Report each line of the entries below that has the word "Shot" in it.

==================================================

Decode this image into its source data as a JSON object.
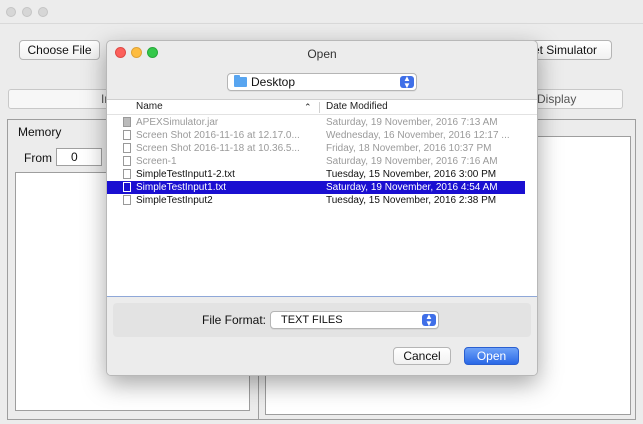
{
  "app": {
    "choose_file_label": "Choose File",
    "reset_label": "Reset Simulator",
    "left_button_fragment": "In",
    "display_label": "Display",
    "memory_label": "Memory",
    "from_label": "From",
    "from_value": "0"
  },
  "dialog": {
    "title": "Open",
    "location": "Desktop",
    "columns": {
      "name": "Name",
      "date": "Date Modified"
    },
    "files": [
      {
        "name": "APEXSimulator.jar",
        "date": "Saturday, 19 November, 2016 7:13 AM",
        "state": "disabled"
      },
      {
        "name": "Screen Shot 2016-11-16 at 12.17.0...",
        "date": "Wednesday, 16 November, 2016 12:17 ...",
        "state": "disabled"
      },
      {
        "name": "Screen Shot 2016-11-18 at 10.36.5...",
        "date": "Friday, 18 November, 2016 10:37 PM",
        "state": "disabled"
      },
      {
        "name": "Screen-1",
        "date": "Saturday, 19 November, 2016 7:16 AM",
        "state": "disabled"
      },
      {
        "name": "SimpleTestInput1-2.txt",
        "date": "Tuesday, 15 November, 2016 3:00 PM",
        "state": "enabled"
      },
      {
        "name": "SimpleTestInput1.txt",
        "date": "Saturday, 19 November, 2016 4:54 AM",
        "state": "selected"
      },
      {
        "name": "SimpleTestInput2",
        "date": "Tuesday, 15 November, 2016 2:38 PM",
        "state": "enabled"
      }
    ],
    "format_label": "File Format:",
    "format_value": "TEXT FILES",
    "cancel_label": "Cancel",
    "open_label": "Open"
  },
  "colors": {
    "selection": "#1a0fd1",
    "accent": "#2a68e6",
    "close": "#fc605b",
    "minimize": "#fdbc40",
    "zoom": "#34c84a"
  }
}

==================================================

» **Your solution**:
        "name": "Screen Shot 2016-11-16 at 12.17.0...",
        "name": "Screen Shot 2016-11-18 at 10.36.5...",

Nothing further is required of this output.